Seasoned well with salt and pepper and gave it all a thorough mix.

Then stuffed chicken thighs and popped the scraggy bits of bacon on the top just to keep them moist.

I must say they were lovely and made a very frugal alternative to a roast chicken. I used five thighs and there was plenty left to use in sandwiches the next day.

And have I changed my mind about sage and onion stuffing - you bet I have!

Wednesday, 15 July 2015

In my blogging absence, life itself has continued along it's merry way. Some ups, some downs and a little meandering along the way. Though by far the best thing that has happened is the birth of a second granddaughter!

Meet Catherine...

...born on 2nd June which was incidentally the day of my son's 40th birthday!
Flic is over the moon to finally be a BIG sister.

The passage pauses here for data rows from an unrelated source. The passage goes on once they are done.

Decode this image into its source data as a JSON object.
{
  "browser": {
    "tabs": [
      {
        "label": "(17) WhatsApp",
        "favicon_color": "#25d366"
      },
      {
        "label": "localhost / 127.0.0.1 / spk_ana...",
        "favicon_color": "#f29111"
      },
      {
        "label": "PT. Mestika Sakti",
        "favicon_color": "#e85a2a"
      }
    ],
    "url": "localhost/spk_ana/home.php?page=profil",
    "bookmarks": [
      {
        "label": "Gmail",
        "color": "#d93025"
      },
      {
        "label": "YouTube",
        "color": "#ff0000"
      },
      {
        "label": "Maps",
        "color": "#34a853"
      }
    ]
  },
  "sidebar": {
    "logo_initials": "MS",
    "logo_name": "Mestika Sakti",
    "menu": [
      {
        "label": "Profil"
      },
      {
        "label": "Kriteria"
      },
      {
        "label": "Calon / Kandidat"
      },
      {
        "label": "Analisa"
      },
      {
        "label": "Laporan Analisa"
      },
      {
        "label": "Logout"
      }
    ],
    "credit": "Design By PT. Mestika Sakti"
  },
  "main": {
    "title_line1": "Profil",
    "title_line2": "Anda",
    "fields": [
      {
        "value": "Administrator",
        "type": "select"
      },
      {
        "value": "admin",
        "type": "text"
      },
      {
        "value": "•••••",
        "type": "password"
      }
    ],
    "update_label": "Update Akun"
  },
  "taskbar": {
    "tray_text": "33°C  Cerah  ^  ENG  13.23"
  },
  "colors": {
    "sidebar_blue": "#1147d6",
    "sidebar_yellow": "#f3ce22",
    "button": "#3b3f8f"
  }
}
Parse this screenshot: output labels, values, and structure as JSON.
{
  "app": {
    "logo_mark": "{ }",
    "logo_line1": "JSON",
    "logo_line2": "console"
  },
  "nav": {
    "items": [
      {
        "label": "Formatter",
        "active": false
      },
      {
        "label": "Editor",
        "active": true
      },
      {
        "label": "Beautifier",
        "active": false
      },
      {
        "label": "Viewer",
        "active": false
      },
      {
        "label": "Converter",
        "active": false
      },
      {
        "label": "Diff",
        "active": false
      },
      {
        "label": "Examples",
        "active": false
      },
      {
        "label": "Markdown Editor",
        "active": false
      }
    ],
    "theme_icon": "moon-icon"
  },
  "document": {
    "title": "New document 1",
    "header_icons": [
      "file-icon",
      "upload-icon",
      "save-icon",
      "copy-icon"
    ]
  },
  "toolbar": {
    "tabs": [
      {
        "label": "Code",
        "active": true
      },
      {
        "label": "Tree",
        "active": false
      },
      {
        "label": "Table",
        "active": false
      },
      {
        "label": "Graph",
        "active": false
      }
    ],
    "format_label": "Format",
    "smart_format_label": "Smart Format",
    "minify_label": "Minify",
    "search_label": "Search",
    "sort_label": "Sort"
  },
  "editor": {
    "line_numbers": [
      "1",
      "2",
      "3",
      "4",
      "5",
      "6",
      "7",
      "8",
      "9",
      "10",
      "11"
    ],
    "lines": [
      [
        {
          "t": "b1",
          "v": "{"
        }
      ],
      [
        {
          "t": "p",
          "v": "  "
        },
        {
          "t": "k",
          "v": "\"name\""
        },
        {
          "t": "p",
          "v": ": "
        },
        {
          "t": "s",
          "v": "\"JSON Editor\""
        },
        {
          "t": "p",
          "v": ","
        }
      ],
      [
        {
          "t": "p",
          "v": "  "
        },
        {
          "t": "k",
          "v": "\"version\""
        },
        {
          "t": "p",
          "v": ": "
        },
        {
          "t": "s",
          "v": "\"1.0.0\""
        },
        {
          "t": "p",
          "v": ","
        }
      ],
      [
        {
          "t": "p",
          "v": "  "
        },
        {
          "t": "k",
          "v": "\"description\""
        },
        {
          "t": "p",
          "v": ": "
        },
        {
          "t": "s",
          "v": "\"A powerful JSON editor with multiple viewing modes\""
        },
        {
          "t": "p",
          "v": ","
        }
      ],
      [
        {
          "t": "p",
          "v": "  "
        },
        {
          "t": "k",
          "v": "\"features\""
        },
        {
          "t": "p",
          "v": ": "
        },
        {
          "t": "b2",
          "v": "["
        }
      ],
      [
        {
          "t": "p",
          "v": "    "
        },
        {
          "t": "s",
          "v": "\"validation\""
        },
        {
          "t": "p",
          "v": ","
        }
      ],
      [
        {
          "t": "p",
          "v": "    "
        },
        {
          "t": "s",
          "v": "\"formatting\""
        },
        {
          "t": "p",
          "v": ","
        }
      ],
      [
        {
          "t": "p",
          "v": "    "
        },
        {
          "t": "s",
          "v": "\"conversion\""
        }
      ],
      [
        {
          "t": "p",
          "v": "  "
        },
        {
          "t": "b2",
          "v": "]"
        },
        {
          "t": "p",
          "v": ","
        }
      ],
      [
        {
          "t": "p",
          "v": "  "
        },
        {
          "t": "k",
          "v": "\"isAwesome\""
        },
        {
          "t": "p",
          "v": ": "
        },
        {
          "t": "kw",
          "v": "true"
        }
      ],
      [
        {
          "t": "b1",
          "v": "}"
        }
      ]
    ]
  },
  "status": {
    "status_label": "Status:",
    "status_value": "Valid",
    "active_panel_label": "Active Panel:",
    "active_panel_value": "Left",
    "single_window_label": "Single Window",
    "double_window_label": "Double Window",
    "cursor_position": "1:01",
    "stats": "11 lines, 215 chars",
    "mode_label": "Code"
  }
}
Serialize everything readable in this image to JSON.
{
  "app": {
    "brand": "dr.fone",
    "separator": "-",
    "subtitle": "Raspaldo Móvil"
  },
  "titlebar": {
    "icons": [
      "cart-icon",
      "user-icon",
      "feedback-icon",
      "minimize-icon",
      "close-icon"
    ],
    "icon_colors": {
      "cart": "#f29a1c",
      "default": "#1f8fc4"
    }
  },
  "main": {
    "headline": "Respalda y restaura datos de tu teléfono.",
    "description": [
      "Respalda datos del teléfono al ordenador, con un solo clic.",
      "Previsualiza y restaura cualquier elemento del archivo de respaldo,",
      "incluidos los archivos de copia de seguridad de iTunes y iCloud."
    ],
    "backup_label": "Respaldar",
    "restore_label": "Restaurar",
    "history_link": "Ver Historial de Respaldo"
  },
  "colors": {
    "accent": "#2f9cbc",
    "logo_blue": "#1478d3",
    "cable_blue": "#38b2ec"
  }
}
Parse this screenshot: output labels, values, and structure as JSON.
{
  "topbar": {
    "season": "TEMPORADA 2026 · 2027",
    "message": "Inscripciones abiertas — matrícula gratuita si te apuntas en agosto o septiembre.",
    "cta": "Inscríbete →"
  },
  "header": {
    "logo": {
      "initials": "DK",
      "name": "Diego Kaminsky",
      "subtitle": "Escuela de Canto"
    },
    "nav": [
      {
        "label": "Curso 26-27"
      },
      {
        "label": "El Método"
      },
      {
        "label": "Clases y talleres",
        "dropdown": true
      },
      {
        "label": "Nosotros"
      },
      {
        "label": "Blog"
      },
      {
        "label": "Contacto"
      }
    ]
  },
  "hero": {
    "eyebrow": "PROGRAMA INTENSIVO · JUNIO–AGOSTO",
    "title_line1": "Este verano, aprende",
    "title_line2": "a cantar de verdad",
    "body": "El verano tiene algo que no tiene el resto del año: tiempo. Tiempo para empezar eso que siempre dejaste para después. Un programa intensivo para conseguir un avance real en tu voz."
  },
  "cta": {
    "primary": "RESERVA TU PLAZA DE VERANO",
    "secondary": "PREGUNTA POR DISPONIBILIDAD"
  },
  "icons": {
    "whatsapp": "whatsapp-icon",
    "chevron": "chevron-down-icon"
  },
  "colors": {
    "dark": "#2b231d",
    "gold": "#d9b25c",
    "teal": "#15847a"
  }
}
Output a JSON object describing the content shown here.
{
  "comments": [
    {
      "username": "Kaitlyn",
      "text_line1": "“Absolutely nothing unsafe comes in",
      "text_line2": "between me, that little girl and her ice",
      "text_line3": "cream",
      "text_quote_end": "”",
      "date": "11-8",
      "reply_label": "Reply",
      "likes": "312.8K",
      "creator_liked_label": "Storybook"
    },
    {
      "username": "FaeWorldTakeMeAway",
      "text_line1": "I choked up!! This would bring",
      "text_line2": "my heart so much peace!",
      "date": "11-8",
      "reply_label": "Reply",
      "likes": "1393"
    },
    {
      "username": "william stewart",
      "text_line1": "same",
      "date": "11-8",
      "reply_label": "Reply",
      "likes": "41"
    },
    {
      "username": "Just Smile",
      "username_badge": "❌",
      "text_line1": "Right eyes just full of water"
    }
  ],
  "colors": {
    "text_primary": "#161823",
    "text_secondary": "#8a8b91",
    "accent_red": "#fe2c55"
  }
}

Whilst waiting for Catherine's arrival I did manage a few little makes for her including a patchwork blanket backed with fleece. I felt honoured when my daughter chose to take it into hospital with her as baby's first blanket. You can just see a little peek of it at the bottom of the top photograph.
I was so thrilled to see comments in my last post welcoming me back, it's been so long that I thought I'd be blogging to myself for a while. Thank you so much for remembering me. If I needed any encouragement to get back into blogging it is knowing that the blogging community is filled with such wonderful caring souls.

Tuesday, 14 July 2015

The number of times I've wanted to come back... wouldn't believe it!

There has never been:
  • The right time - (whatever or whenever that may be!)
  • Anything to say
  • Enough time - (though you'd think wouldn't you that if I had nothing to say I'd maybe have time to say it in, or conversely that if I had no time there's something going on that I could say!)
  • The energy!!! 
  • The confidence that what I have to say might in any way interest anyone.
And in that last sentence perhaps lies more than a grain of truth. 

Upon reflection however, I have on several occasions, perused my older blog postings and they have provided me with some lovely reminders of times that I might otherwise have forgotten. An online photo diary of the often trivial but nonetheless happy interludes in my life. Re-reading them made me smile and reminded me of happy times. Though sometimes posts were less positive and these reminders were sad, the supportive comments I received on these posts were uplifting. 

I think what I'm trying to say is that even if  no one else ever read my blog other than myself there would be an intrinsic value in it's continuation.
I think the time has come...
to resume at last!

Related Posts Plugin for WordPress, Blogger...